• [Task]: Count the lines of data below that include "radial". Provide only the number.

╭─ Data for processing

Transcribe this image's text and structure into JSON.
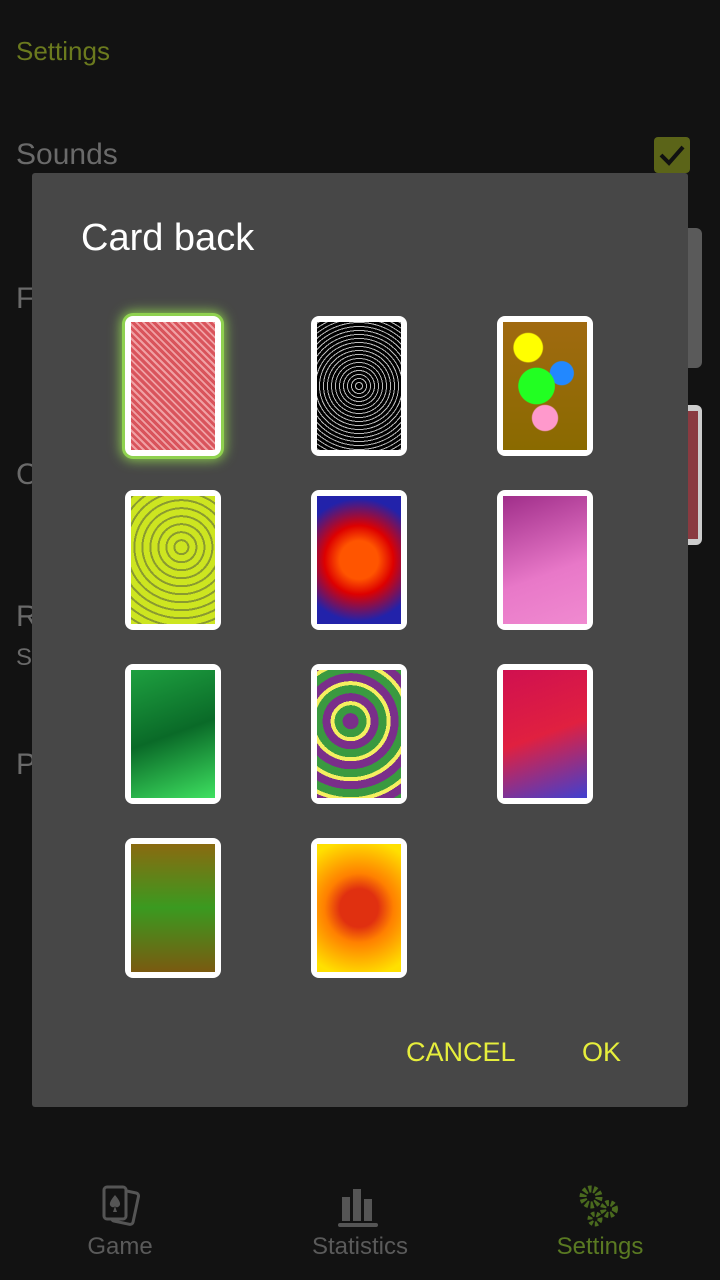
{
  "settings": {
    "header": "Settings",
    "sounds_label": "Sounds",
    "sounds_checked": true,
    "partial_labels": [
      "F",
      "C",
      "R",
      "S",
      "P"
    ]
  },
  "dialog": {
    "title": "Card back",
    "selected_index": 0,
    "cards": [
      {
        "name": "red-classic",
        "bg": "repeating-linear-gradient(45deg,#d9545c 0 3px,#f0a0a4 3px 5px)"
      },
      {
        "name": "black-classic",
        "bg": "repeating-radial-gradient(circle at 50% 50%,#000 0 3px,#bbb 3px 4px)"
      },
      {
        "name": "bubbles",
        "bg": "radial-gradient(circle at 30% 20%,#ff0 0 12%,transparent 13%),radial-gradient(circle at 40% 50%,#2f2 0 22%,transparent 23%),radial-gradient(circle at 70% 40%,#28f 0 12%,transparent 13%),radial-gradient(circle at 50% 75%,#f9c 0 12%,transparent 13%),linear-gradient(#a06a10,#8a6a00)"
      },
      {
        "name": "yellow-circles",
        "bg": "repeating-radial-gradient(circle at 60% 40%,#cde520 0 6px,#8a9a30 6px 8px)"
      },
      {
        "name": "rainbow-circles",
        "bg": "radial-gradient(circle at 50% 50%,#f50 0 25%,#d00 45%,#22a 80%)"
      },
      {
        "name": "pink-butterflies",
        "bg": "linear-gradient(160deg,#a02e8a,#e878c8 60%,#f08ad0)"
      },
      {
        "name": "green-butterflies",
        "bg": "linear-gradient(160deg,#1ea040,#0a6a28 50%,#3ee060)"
      },
      {
        "name": "daisies",
        "bg": "repeating-radial-gradient(circle at 40% 40%,#7a2f8a 0 8px,#3a9a40 8px 16px,#f5f060 16px 20px)"
      },
      {
        "name": "red-flowers",
        "bg": "linear-gradient(160deg,#d01050,#e02040 50%,#4040d0)"
      },
      {
        "name": "green-dragon",
        "bg": "linear-gradient(#8a6a10,#3a9a20 50%,#7a5a10)"
      },
      {
        "name": "orange-sun",
        "bg": "radial-gradient(circle at 50% 50%,#e03010 0 25%,#ff8000 45%,#ffe000 90%)"
      }
    ],
    "cancel_label": "CANCEL",
    "ok_label": "OK"
  },
  "nav": {
    "tabs": [
      {
        "label": "Game",
        "icon": "cards-icon"
      },
      {
        "label": "Statistics",
        "icon": "bar-chart-icon"
      },
      {
        "label": "Settings",
        "icon": "gears-icon"
      }
    ],
    "active": 2
  },
  "colors": {
    "accent": "#e6ee3c",
    "active_tab": "#5a7a22",
    "dialog_bg": "#474747"
  }
}
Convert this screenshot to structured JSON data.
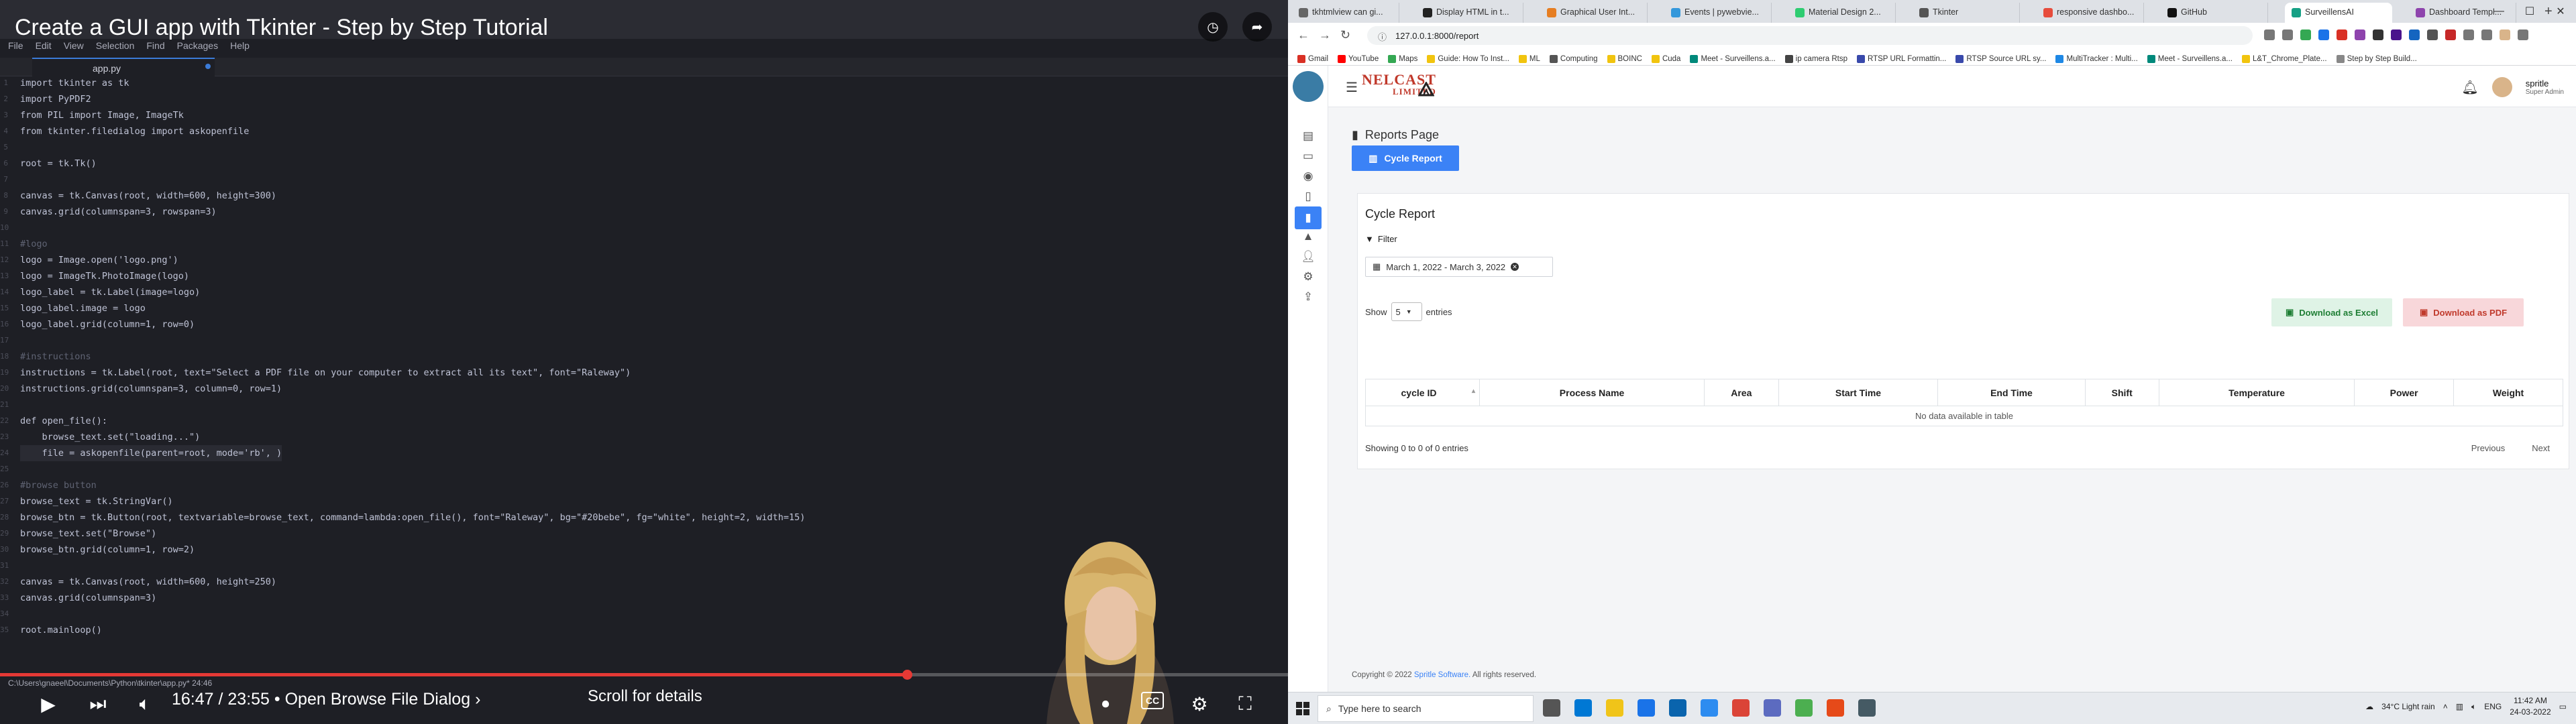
{
  "video": {
    "title": "Create a GUI app with Tkinter - Step by Step Tutorial",
    "editor_menu": [
      "File",
      "Edit",
      "View",
      "Selection",
      "Find",
      "Packages",
      "Help"
    ],
    "editor_tab": "app.py",
    "code_lines": [
      {
        "n": "1",
        "t": "import tkinter as tk",
        "c": ""
      },
      {
        "n": "2",
        "t": "import PyPDF2",
        "c": ""
      },
      {
        "n": "3",
        "t": "from PIL import Image, ImageTk",
        "c": ""
      },
      {
        "n": "4",
        "t": "from tkinter.filedialog import askopenfile",
        "c": ""
      },
      {
        "n": "5",
        "t": "",
        "c": ""
      },
      {
        "n": "6",
        "t": "root = tk.Tk()",
        "c": ""
      },
      {
        "n": "7",
        "t": "",
        "c": ""
      },
      {
        "n": "8",
        "t": "canvas = tk.Canvas(root, width=600, height=300)",
        "c": ""
      },
      {
        "n": "9",
        "t": "canvas.grid(columnspan=3, rowspan=3)",
        "c": ""
      },
      {
        "n": "10",
        "t": "",
        "c": ""
      },
      {
        "n": "11",
        "t": "#logo",
        "c": "cm"
      },
      {
        "n": "12",
        "t": "logo = Image.open('logo.png')",
        "c": ""
      },
      {
        "n": "13",
        "t": "logo = ImageTk.PhotoImage(logo)",
        "c": ""
      },
      {
        "n": "14",
        "t": "logo_label = tk.Label(image=logo)",
        "c": ""
      },
      {
        "n": "15",
        "t": "logo_label.image = logo",
        "c": ""
      },
      {
        "n": "16",
        "t": "logo_label.grid(column=1, row=0)",
        "c": ""
      },
      {
        "n": "17",
        "t": "",
        "c": ""
      },
      {
        "n": "18",
        "t": "#instructions",
        "c": "cm"
      },
      {
        "n": "19",
        "t": "instructions = tk.Label(root, text=\"Select a PDF file on your computer to extract all its text\", font=\"Raleway\")",
        "c": ""
      },
      {
        "n": "20",
        "t": "instructions.grid(columnspan=3, column=0, row=1)",
        "c": ""
      },
      {
        "n": "21",
        "t": "",
        "c": ""
      },
      {
        "n": "22",
        "t": "def open_file():",
        "c": ""
      },
      {
        "n": "23",
        "t": "    browse_text.set(\"loading...\")",
        "c": ""
      },
      {
        "n": "24",
        "t": "    file = askopenfile(parent=root, mode='rb', )",
        "c": "hl"
      },
      {
        "n": "25",
        "t": "",
        "c": ""
      },
      {
        "n": "26",
        "t": "#browse button",
        "c": "cm"
      },
      {
        "n": "27",
        "t": "browse_text = tk.StringVar()",
        "c": ""
      },
      {
        "n": "28",
        "t": "browse_btn = tk.Button(root, textvariable=browse_text, command=lambda:open_file(), font=\"Raleway\", bg=\"#20bebe\", fg=\"white\", height=2, width=15)",
        "c": ""
      },
      {
        "n": "29",
        "t": "browse_text.set(\"Browse\")",
        "c": ""
      },
      {
        "n": "30",
        "t": "browse_btn.grid(column=1, row=2)",
        "c": ""
      },
      {
        "n": "31",
        "t": "",
        "c": ""
      },
      {
        "n": "32",
        "t": "canvas = tk.Canvas(root, width=600, height=250)",
        "c": ""
      },
      {
        "n": "33",
        "t": "canvas.grid(columnspan=3)",
        "c": ""
      },
      {
        "n": "34",
        "t": "",
        "c": ""
      },
      {
        "n": "35",
        "t": "root.mainloop()",
        "c": ""
      }
    ],
    "status_path": "C:\\Users\\gnaeel\\Documents\\Python\\tkinter\\app.py*   24:46",
    "timecode": "16:47 / 23:55 • Open Browse File Dialog ›",
    "scroll_for_details": "Scroll for details",
    "cc_label": "CC",
    "progress_fraction": 0.704,
    "accent_color": "#e53935"
  },
  "browser": {
    "tabs": [
      {
        "label": "tkhtmlview can gi...",
        "color": "#666"
      },
      {
        "label": "Display HTML in t...",
        "color": "#222"
      },
      {
        "label": "Graphical User Int...",
        "color": "#e67e22"
      },
      {
        "label": "Events | pywebvie...",
        "color": "#3498db"
      },
      {
        "label": "Material Design 2...",
        "color": "#2ecc71"
      },
      {
        "label": "Tkinter",
        "color": "#555"
      },
      {
        "label": "responsive dashbo...",
        "color": "#e74c3c"
      },
      {
        "label": "GitHub",
        "color": "#111"
      },
      {
        "label": "SurveillensAI",
        "color": "#16a085"
      },
      {
        "label": "Dashboard Templ...",
        "color": "#8e44ad"
      }
    ],
    "active_tab_index": 8,
    "url": "127.0.0.1:8000/report",
    "bookmarks": [
      {
        "label": "Gmail",
        "color": "#d93025"
      },
      {
        "label": "YouTube",
        "color": "#ff0000"
      },
      {
        "label": "Maps",
        "color": "#34a853"
      },
      {
        "label": "Guide: How To Inst...",
        "color": "#f1c40f"
      },
      {
        "label": "ML",
        "color": "#f1c40f"
      },
      {
        "label": "Computing",
        "color": "#555"
      },
      {
        "label": "BOINC",
        "color": "#f1c40f"
      },
      {
        "label": "Cuda",
        "color": "#f1c40f"
      },
      {
        "label": "Meet - Surveillens.a...",
        "color": "#00897b"
      },
      {
        "label": "ip camera Rtsp",
        "color": "#444"
      },
      {
        "label": "RTSP URL Formattin...",
        "color": "#3949ab"
      },
      {
        "label": "RTSP Source URL sy...",
        "color": "#3949ab"
      },
      {
        "label": "MultiTracker : Multi...",
        "color": "#1e88e5"
      },
      {
        "label": "Meet - Surveillens.a...",
        "color": "#00897b"
      },
      {
        "label": "L&T_Chrome_Plate...",
        "color": "#f1c40f"
      },
      {
        "label": "Step by Step Build...",
        "color": "#888"
      }
    ]
  },
  "app": {
    "brand_top": "NELCAST",
    "brand_bottom": "LIMITED",
    "user_name": "spritle",
    "user_role": "Super Admin",
    "page_title": "Reports Page",
    "cycle_button": "Cycle Report",
    "card_title": "Cycle Report",
    "filter_label": "Filter",
    "date_range": "March 1, 2022 - March 3, 2022",
    "show_label": "Show",
    "entries_value": "5",
    "entries_label": "entries",
    "excel_button": "Download as Excel",
    "pdf_button": "Download as PDF",
    "columns": [
      "cycle ID",
      "Process Name",
      "Area",
      "Start Time",
      "End Time",
      "Shift",
      "Temperature",
      "Power",
      "Weight"
    ],
    "empty_message": "No data available in table",
    "showing_text": "Showing 0 to 0 of 0 entries",
    "previous": "Previous",
    "next": "Next",
    "copyright_prefix": "Copyright © 2022",
    "copyright_link": "Spritle Software.",
    "copyright_suffix": "All rights reserved.",
    "primary_color": "#3b82f6"
  },
  "taskbar": {
    "search_placeholder": "Type here to search",
    "weather": "34°C  Light rain",
    "lang": "ENG",
    "time": "11:42 AM",
    "date": "24-03-2022"
  }
}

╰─

• [Exercise answer]: 6